What to know about your child’s Income Taxes
We encourage our children to work to learn independent principles. When do children have to file an income tax return for the money they earn, if at all?
Even if your child is listed as a dependent on your tax return; the IRS does not exempt anyone from filing a tax return based on age.
Most children have only a hazy understanding of income taxes, let alone the same laws they must follow. As a parent, it is your responsibility to assist your child in completing this rite of passage by reviewing tax-filing requirements or seeking advice from tax professionals.
Dependent Child Status
Some people wrongly feel that because their child is a dependent, they are exempt from filing taxes. However, if your child meets any of the requirements below, their status as a dependent child does not exempt them from filing an income tax return.
Your child must meet the following criteria to be considered as your dependent:
● Have a Social Security Number (SSN)
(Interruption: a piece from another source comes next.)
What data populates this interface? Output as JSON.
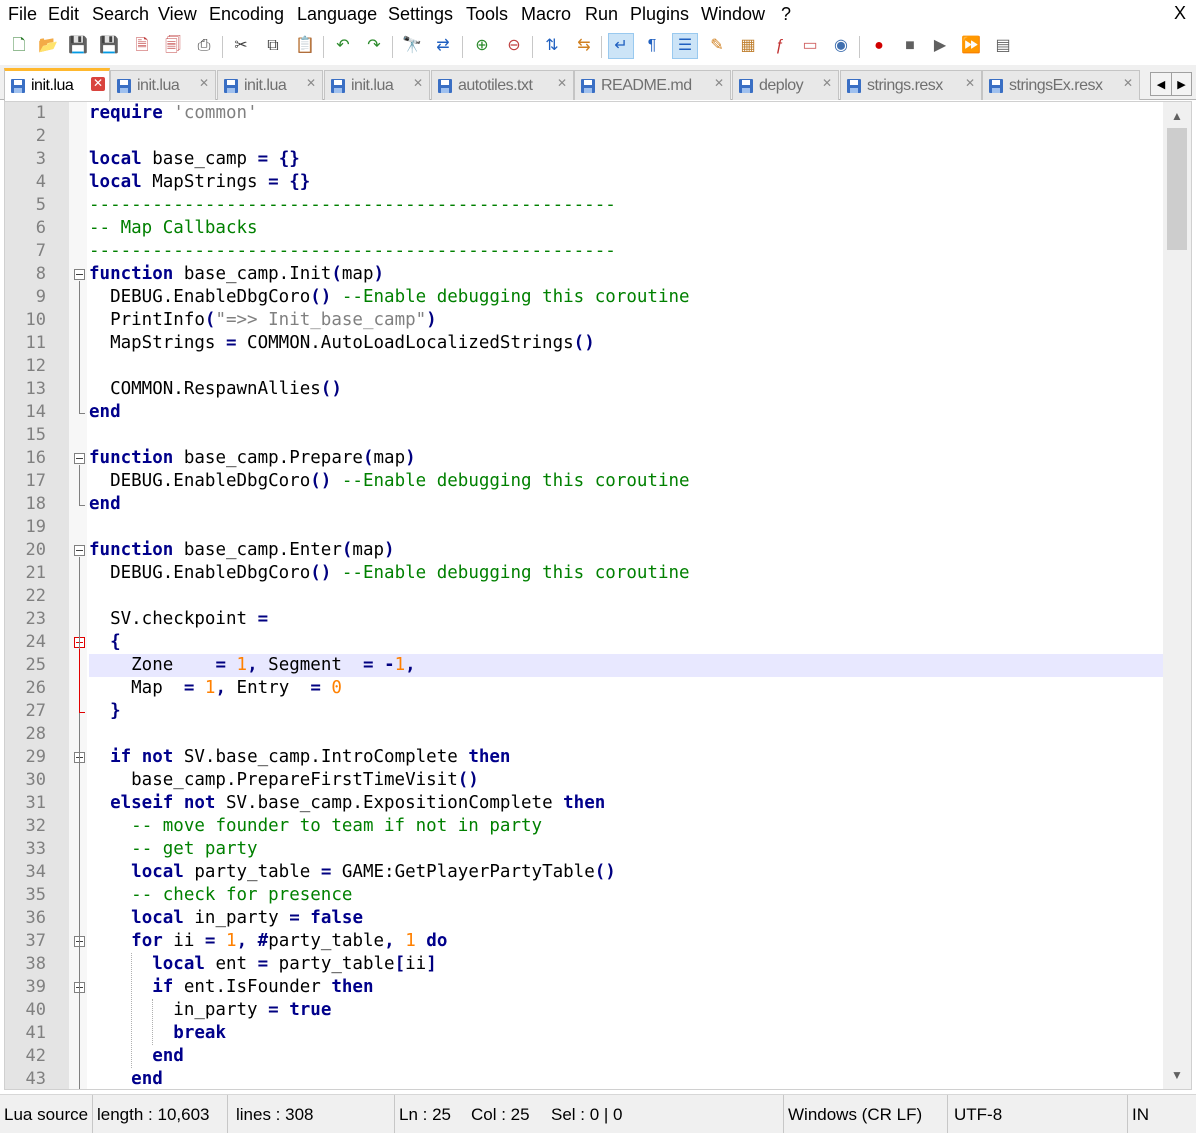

● Be a son, daughter, adopted child, stepchild, eligible foster child, sibling, half-sibling, step-sibling, or offspring of any individual.
● Be under the age of 19, or under the age of 24 if a full-time student or any age if permanently and incapacitated at the end of the tax year.
● Live with you for more than half the year in the U.S.
If your dependant has one or more of the following forms of income, they may be required to submit a return:
It includes earnings, salaries, tips, and other compensation you earned. Scholarships and fellowships that are taxable also count as earned income.
Unearned income includes taxable interest, capital gains, and ordinary dividends. Unemployment compensation, taxable social security benefits, pensions, annuities of unearned income from a trust, and capital gain distributions are all examples of unearned income. Unearned income isn’t always exempt from taxation.
At any age:
If you are dependent on someone else’s tax return and are filing your own, your standard deduction cannot exceed $1,100 or the sum of $350 plus your individual earned income.
You cannot e-file your first year if you are under 16 and have never filed a tax return. The following year, you will be able to e-file your return.
Filing your child’s tax return
If your child can do so, he must file their tax return. If he isn’t old enough to understand how to file a tax return, you’ll have to file it for him or put his earnings on your return.
If you prepare the return, you can sign it on his behalf if he cannot do so. You must, however, sign your name and indicate that you are signing for the child as the parent or guardian. Signing your child’s return permits you to talk to the IRS about it if there are any questions later.
Should a Return Be Filed Even If Not Required?
Suppose your child qualifies for the earned income credit, additional child tax credit, health coverage tax credit, refundable credit for prior year minimum tax, first-time homebuyer credit, adoption credit; or refundable American opportunity education credit.
In that case, they should file a tax return even if they do not meet any of the filing requirements discussed. Who qualifies for these credits can be found in the tax return guidelines. Your child may be eligible for a refund if they file a tax return.
Reporting Your Child’s Income on Your Tax Return
Your child may be allowed to forego filing a separate tax return and instead put their earnings on yours, but only if the following conditions are met:
● Interest, dividends, and capital gains are your child’s only sources of income (unearned income).
● At the end of the year, your child was under 19 (or under the age of 24 if a full-time student).
● The gross income of your child was less than $11,000.
● Unless you select this choice, your child will be obliged to file a return.
● For the year, your child does not submit a joint return.
● Under the backup withholding regulations, no federal income tax was withheld from your child’s earnings.
● When implementing the unique tax regulations for children, you must use your parent’s return.